Because old habits are hard to break! I was having too much fun stringing together many behaviors that weren’t quite fluent. My own cues and timing were not as well practiced and rehearsed as those in my KPA assessment chain. A-ha!
With this realization or light-bulb moment that came as I progressed through my KPA course, the idea for a seminar and a DVD was born. I am a lifelong teacher, always sharing and finding ways of making knowledge accessible. In this case I wanted to make the knowledge accessible not only to my own students, but to as many students as I could. And I wanted to share the results: less frustration, more fun, and more success (for the dogs and for the people!).
Q: What is your goal with this DVD?
A: “But I can’t take the treats and toys in the ring!” was the obvious title for the seminar that became the DVD. It was the lament I heard most often as students and friends prepared for the competition ring and students in Basic Manners classes prepared for real life with their dogs.
My aim was to make the seminar fun and informative. Knowing that it would be impossible to impart all the knowledge I had gained through the KPA course, I just wanted to light up some bulbs for course participants, so that they…
· …could be more patient with their dogs.
· …understood how to build reliable behavior chains for their sports.
· …could be more forgiving if their dogs seemed confused.
· …might understand better why the dogs might be confused.
· …could be more forgiving of themselves.

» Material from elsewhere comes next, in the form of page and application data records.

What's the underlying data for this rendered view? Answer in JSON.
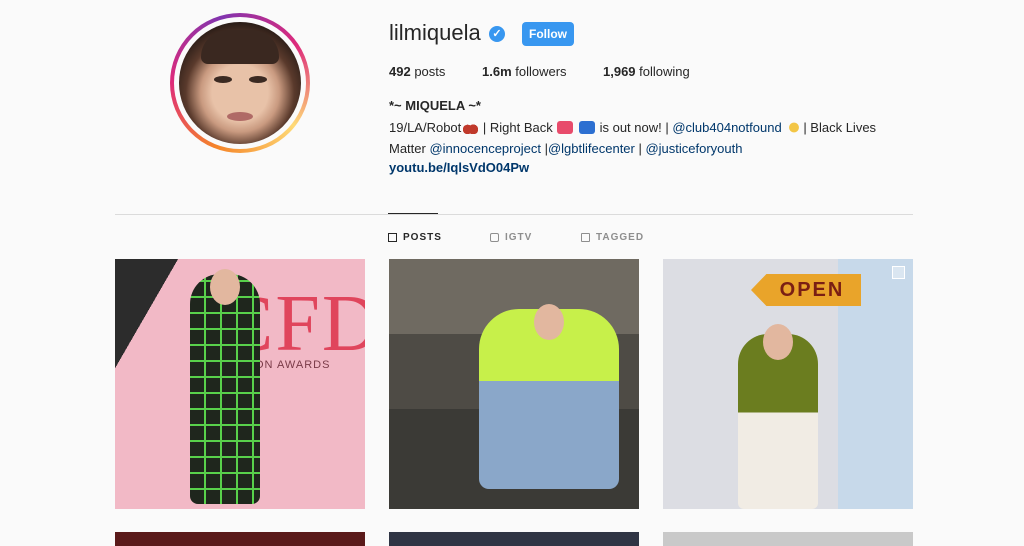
{
  "profile": {
    "username": "lilmiquela",
    "verified": true,
    "follow_label": "Follow",
    "stats": {
      "posts_count": "492",
      "posts_label": "posts",
      "followers_count": "1.6m",
      "followers_label": "followers",
      "following_count": "1,969",
      "following_label": "following"
    },
    "display_name": "*~ MIQUELA ~*",
    "bio": {
      "part1": "19/LA/Robot",
      "part2": " | Right Back ",
      "part3": " is out now! | ",
      "mention1": "@club404notfound",
      "part4": "| Black Lives Matter ",
      "mention2": "@innocenceproject",
      "part5": " |",
      "mention3": "@lgbtlifecenter",
      "part6": " | ",
      "mention4": "@justiceforyouth"
    },
    "link": "youtu.be/IqlsVdO04Pw"
  },
  "tabs": [
    {
      "label": "POSTS",
      "active": true
    },
    {
      "label": "IGTV",
      "active": false
    },
    {
      "label": "TAGGED",
      "active": false
    }
  ],
  "posts": {
    "post1_text": "CFD",
    "post1_subtext": "ON  AWARDS",
    "post3_sign": "OPEN"
  },
  "colors": {
    "accent": "#3897f0",
    "link": "#00376b",
    "background": "#fafafa"
  }
}
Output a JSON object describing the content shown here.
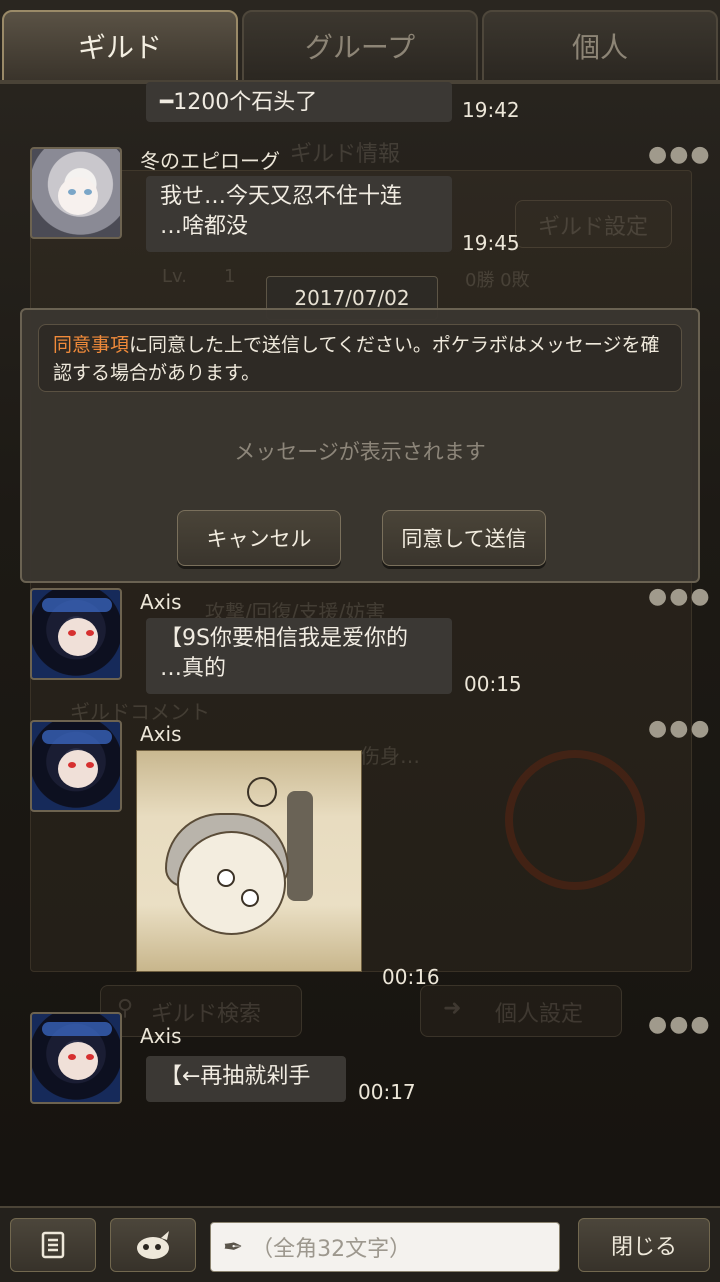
{
  "tabs": [
    {
      "label": "ギルド",
      "active": true
    },
    {
      "label": "グループ",
      "active": false
    },
    {
      "label": "個人",
      "active": false
    }
  ],
  "background": {
    "guild_info": "ギルド情報",
    "guild_settings": "ギルド設定",
    "lv_label": "Lv.",
    "lv_value": "1",
    "record": "0勝 0敗",
    "roles": "攻撃/回復/支援/妨害",
    "guild_comment": "ギルドコメント",
    "comment_text": "伤身…",
    "guild_search": "ギルド検索",
    "personal_settings": "個人設定"
  },
  "messages": [
    {
      "name": "",
      "text": "━1200个石头了",
      "time": "19:42"
    },
    {
      "name": "冬のエピローグ",
      "text": "我せ…今天又忍不住十连\n…啥都没",
      "time": "19:45"
    },
    {
      "name": "Axis",
      "text": "【9S你要相信我是爱你的\n…真的",
      "time": "00:15"
    },
    {
      "name": "Axis",
      "text": "",
      "time": "00:16",
      "sticker": true
    },
    {
      "name": "Axis",
      "text": "【←再抽就剁手",
      "time": "00:17"
    }
  ],
  "date_badge": "2017/07/02",
  "dialog": {
    "notice_accent": "同意事項",
    "notice_rest": "に同意した上で送信してください。ポケラボはメッセージを確認する場合があります。",
    "placeholder": "メッセージが表示されます",
    "cancel_label": "キャンセル",
    "agree_label": "同意して送信"
  },
  "bottom": {
    "input_placeholder": "（全角32文字）",
    "close_label": "閉じる"
  },
  "more_dots": "●●●",
  "colors": {
    "accent": "#f08a3a",
    "bubble": "#3b3834"
  }
}
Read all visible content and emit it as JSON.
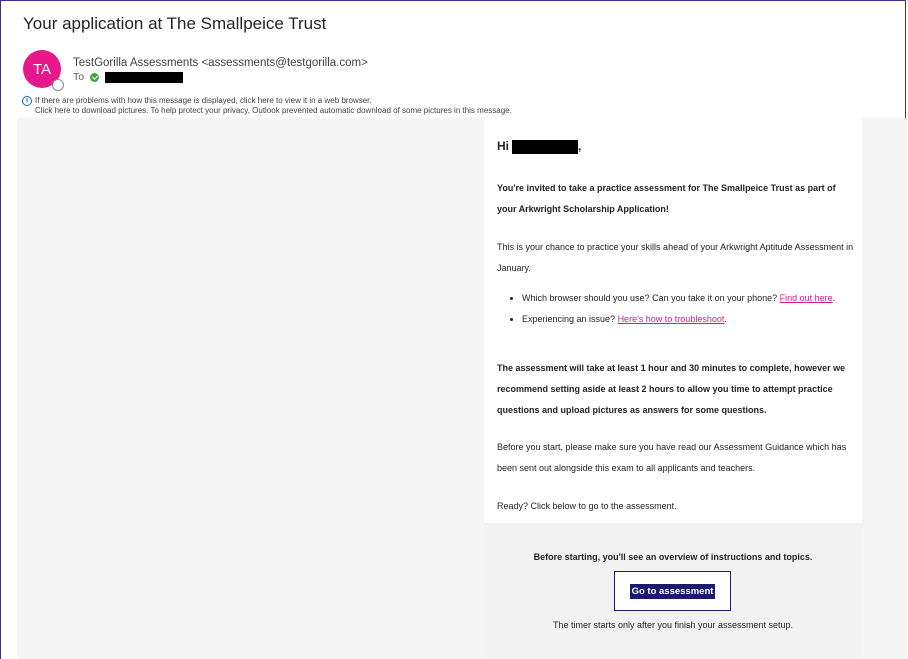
{
  "email": {
    "subject": "Your application at The Smallpeice Trust",
    "avatar_initials": "TA",
    "sender": "TestGorilla Assessments <assessments@testgorilla.com>",
    "to_label": "To",
    "info_line1": "If there are problems with how this message is displayed, click here to view it in a web browser.",
    "info_line2": "Click here to download pictures. To help protect your privacy, Outlook prevented automatic download of some pictures in this message."
  },
  "body": {
    "greeting": "Hi",
    "greeting_suffix": ",",
    "invite": "You're invited to take a practice assessment for The Smallpeice Trust as part of your Arkwright Scholarship Application!",
    "chance": "This is your chance to practice your skills ahead of your Arkwright Aptitude Assessment in January.",
    "bullet1_text": "Which browser should you use? Can you take it on your phone? ",
    "bullet1_link": "Find out here",
    "bullet1_end": ".",
    "bullet2_text": "Experiencing an issue? ",
    "bullet2_link": "Here's how to troubleshoot",
    "bullet2_end": ".",
    "duration": "The assessment will take at least 1 hour and 30 minutes to complete, however we recommend setting aside at least 2 hours to allow you time to attempt practice questions and upload pictures as answers for some questions.",
    "guidance": "Before you start, please make sure you have read our Assessment Guidance which has been sent out alongside this exam to all applicants and teachers.",
    "ready": "Ready? Click below to go to the assessment."
  },
  "cta": {
    "heading": "Before starting, you'll see an overview of instructions and topics.",
    "button_label": "Go to assessment",
    "footer": "The timer starts only after you finish your assessment setup."
  },
  "colors": {
    "avatar": "#e8178a",
    "link": "#d01a8f",
    "button": "#1b1a70",
    "frame_border": "#3a2f8f"
  }
}
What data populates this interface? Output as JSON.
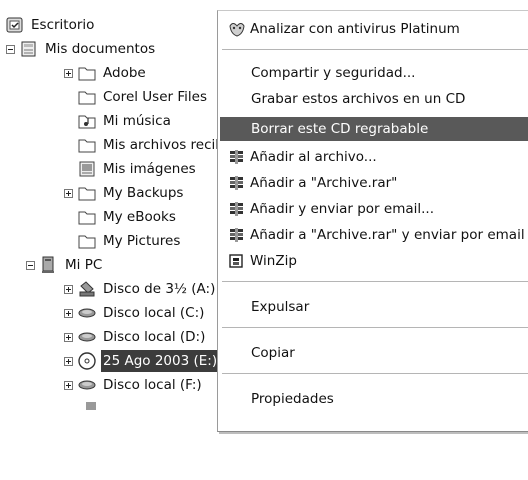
{
  "tree": {
    "items": [
      {
        "label": "Escritorio"
      },
      {
        "label": "Mis documentos"
      },
      {
        "label": "Adobe"
      },
      {
        "label": "Corel User Files"
      },
      {
        "label": "Mi música"
      },
      {
        "label": "Mis archivos recibidos"
      },
      {
        "label": "Mis imágenes"
      },
      {
        "label": "My Backups"
      },
      {
        "label": "My eBooks"
      },
      {
        "label": "My Pictures"
      },
      {
        "label": "Mi PC"
      },
      {
        "label": "Disco de 3½ (A:)"
      },
      {
        "label": "Disco local (C:)"
      },
      {
        "label": "Disco local (D:)"
      },
      {
        "label": "25 Ago 2003 (E:)"
      },
      {
        "label": "Disco local (F:)"
      }
    ]
  },
  "menu": {
    "items": [
      {
        "label": "Analizar con antivirus Platinum",
        "icon": "antivirus-icon"
      },
      {
        "label": "Compartir y seguridad..."
      },
      {
        "label": "Grabar estos archivos en un CD"
      },
      {
        "label": "Borrar este CD regrabable",
        "highlighted": true
      },
      {
        "label": "Añadir al archivo...",
        "icon": "winrar-icon"
      },
      {
        "label": "Añadir a \"Archive.rar\"",
        "icon": "winrar-icon"
      },
      {
        "label": "Añadir y enviar por email...",
        "icon": "winrar-icon"
      },
      {
        "label": "Añadir a \"Archive.rar\" y enviar por email",
        "icon": "winrar-icon"
      },
      {
        "label": "WinZip",
        "icon": "winzip-icon"
      },
      {
        "label": "Expulsar"
      },
      {
        "label": "Copiar"
      },
      {
        "label": "Propiedades"
      }
    ]
  },
  "colors": {
    "highlight": "#595959",
    "selection": "#3c3c3c"
  }
}
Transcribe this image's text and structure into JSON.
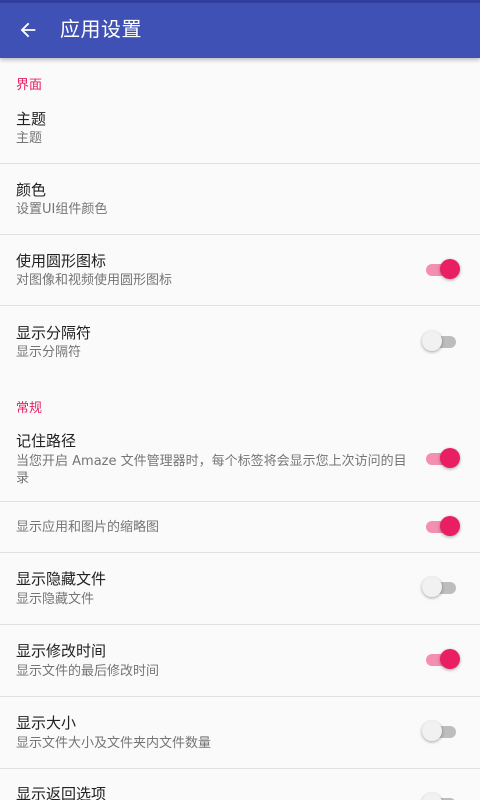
{
  "appbar": {
    "title": "应用设置",
    "back_icon": "arrow-left-icon",
    "color": "#3f51b5"
  },
  "accent_color": "#e91e63",
  "sections": {
    "interface": {
      "header": "界面"
    },
    "general": {
      "header": "常规"
    }
  },
  "items": {
    "theme": {
      "title": "主题",
      "summary": "主题"
    },
    "color": {
      "title": "颜色",
      "summary": "设置UI组件颜色"
    },
    "circular_icons": {
      "title": "使用圆形图标",
      "summary": "对图像和视频使用圆形图标",
      "checked": true
    },
    "show_dividers": {
      "title": "显示分隔符",
      "summary": "显示分隔符",
      "checked": false
    },
    "remember_path": {
      "title": "记住路径",
      "summary": "当您开启 Amaze 文件管理器时，每个标签将会显示您上次访问的目录",
      "checked": true
    },
    "show_thumbnails": {
      "summary": "显示应用和图片的缩略图",
      "checked": true
    },
    "show_hidden": {
      "title": "显示隐藏文件",
      "summary": "显示隐藏文件",
      "checked": false
    },
    "show_modified_time": {
      "title": "显示修改时间",
      "summary": "显示文件的最后修改时间",
      "checked": true
    },
    "show_size": {
      "title": "显示大小",
      "summary": "显示文件大小及文件夹内文件数量",
      "checked": false
    },
    "show_back_option": {
      "title": "显示返回选项",
      "checked": false
    }
  }
}
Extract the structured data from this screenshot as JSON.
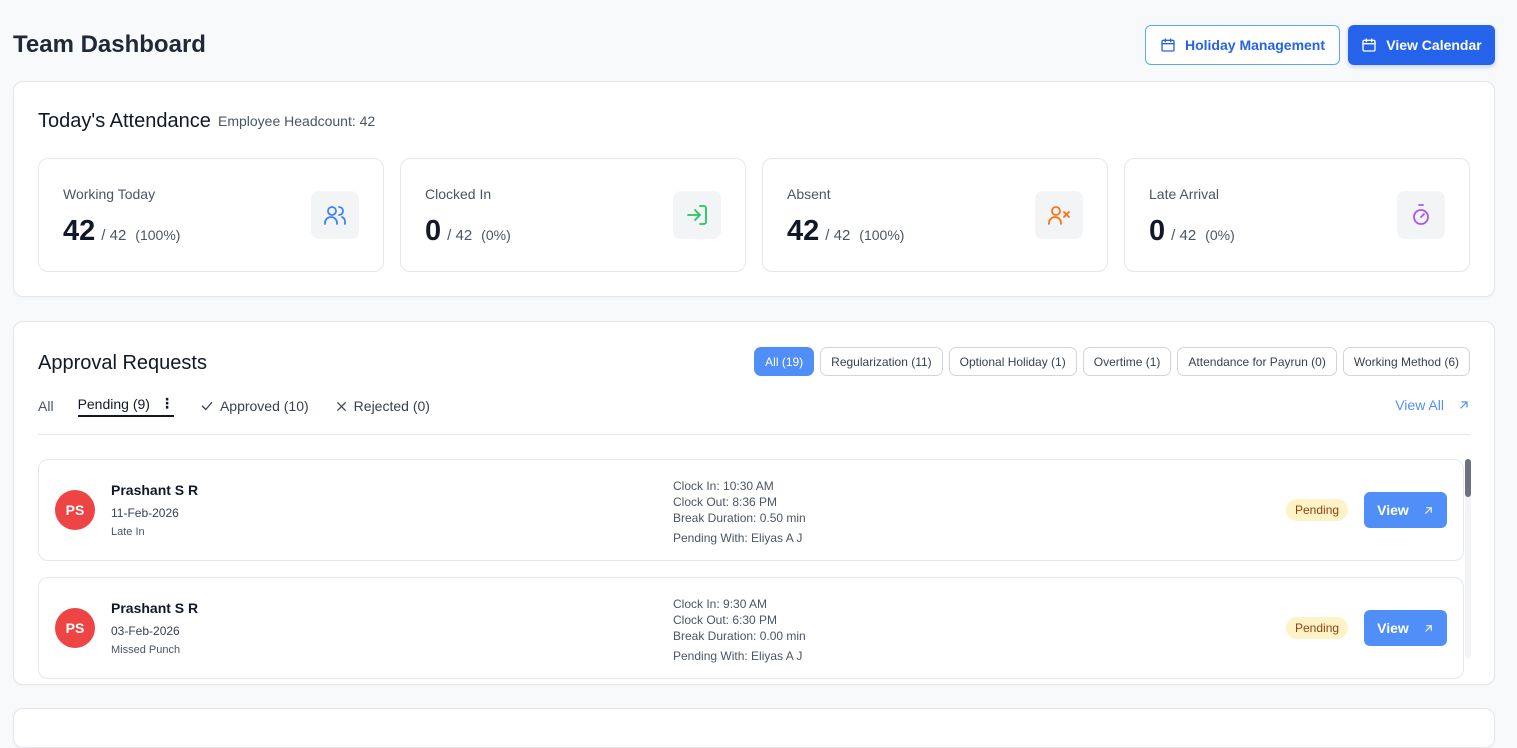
{
  "header": {
    "title": "Team Dashboard",
    "holiday_button": "Holiday Management",
    "calendar_button": "View Calendar"
  },
  "attendance": {
    "title": "Today's Attendance",
    "headcount": "Employee Headcount: 42",
    "stats": [
      {
        "label": "Working Today",
        "value": "42",
        "total": "/ 42",
        "percent": "(100%)",
        "icon": "users-icon",
        "icon_color": "#3b82f6"
      },
      {
        "label": "Clocked In",
        "value": "0",
        "total": "/ 42",
        "percent": "(0%)",
        "icon": "login-arrow-icon",
        "icon_color": "#22c55e"
      },
      {
        "label": "Absent",
        "value": "42",
        "total": "/ 42",
        "percent": "(100%)",
        "icon": "user-x-icon",
        "icon_color": "#f97316"
      },
      {
        "label": "Late Arrival",
        "value": "0",
        "total": "/ 42",
        "percent": "(0%)",
        "icon": "stopwatch-icon",
        "icon_color": "#a855f7"
      }
    ]
  },
  "approvals": {
    "title": "Approval Requests",
    "filters": [
      "All (19)",
      "Regularization (11)",
      "Optional Holiday (1)",
      "Overtime (1)",
      "Attendance for Payrun (0)",
      "Working Method (6)"
    ],
    "active_filter": "All (19)",
    "tabs": {
      "all": "All",
      "pending": "Pending (9)",
      "approved": "Approved (10)",
      "rejected": "Rejected (0)"
    },
    "view_all": "View All",
    "requests": [
      {
        "initials": "PS",
        "name": "Prashant S R",
        "date": "11-Feb-2026",
        "type": "Late In",
        "clock_in": "Clock In: 10:30 AM",
        "clock_out": "Clock Out: 8:36 PM",
        "break": "Break Duration: 0.50 min",
        "pending_with": "Pending With: Eliyas A J",
        "status": "Pending",
        "view": "View"
      },
      {
        "initials": "PS",
        "name": "Prashant S R",
        "date": "03-Feb-2026",
        "type": "Missed Punch",
        "clock_in": "Clock In: 9:30 AM",
        "clock_out": "Clock Out: 6:30 PM",
        "break": "Break Duration: 0.00 min",
        "pending_with": "Pending With: Eliyas A J",
        "status": "Pending",
        "view": "View"
      }
    ]
  },
  "colors": {
    "primary": "#2563eb",
    "accent": "#4f8ff7",
    "avatar": "#ef4444",
    "pending_badge_bg": "#fef3c7"
  }
}
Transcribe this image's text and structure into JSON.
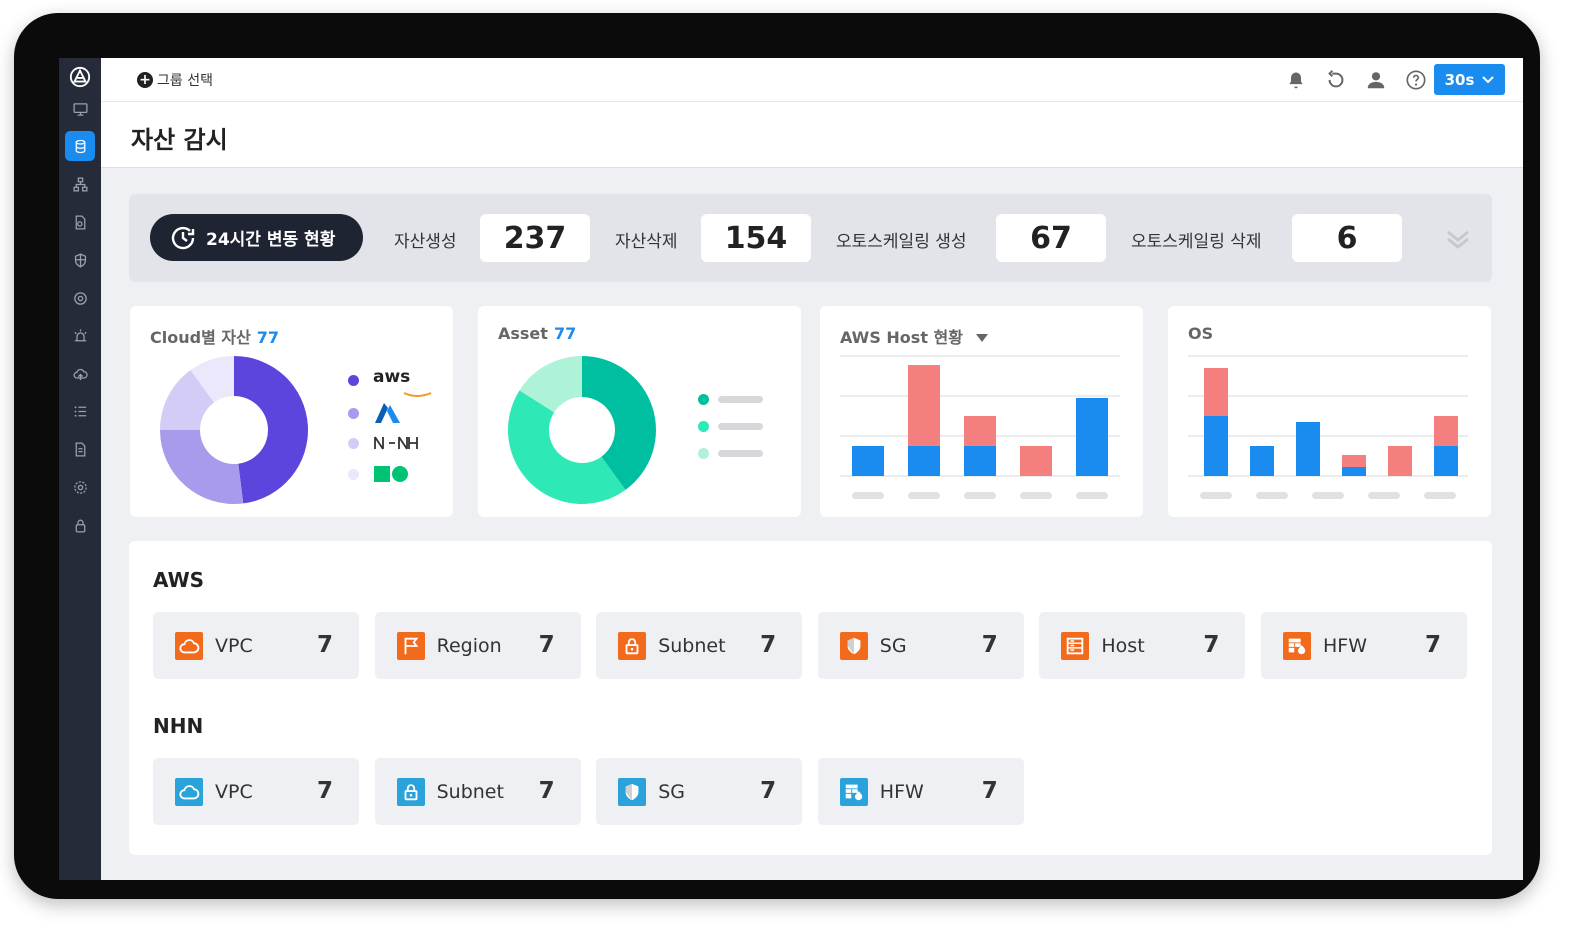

· …felt less frustrated with the challenges of becoming a great dog /handler team.
· …would find a way forward in any training situation.
Q: How has the response been?
A: When we first presented our seminar to audiences in North Carolina, we were excited at the response from many who expressed that, for the first time, they could see that there might be something to this positive reinforcement training! A dim light bulb was beginning to glow, a light that would help the participants train more reliable behaviors for their own sports.
Even more exciting was the fact that some participants decided to take the seminar more than once. Others recommended it to their own club members, which lead to our presenting it in a number of different venues. When the opportunity came along to make the seminar into a DVD, it was a thrill and honor. (Thanks to Brad and Lisa Waggoner for introducing us to the Tawzer Dog video team!)
The hope is that this DVD will be enjoyed by many and will lead to lots of fun training and brilliant sporting performance! My light-bulb moment led to a fundamental and forever change in my own dogs’ lives and in my own training. It can happen for you, too!
Thank you, Lynne, for giving dog-sport competitors a great tool for success! See you in the ring!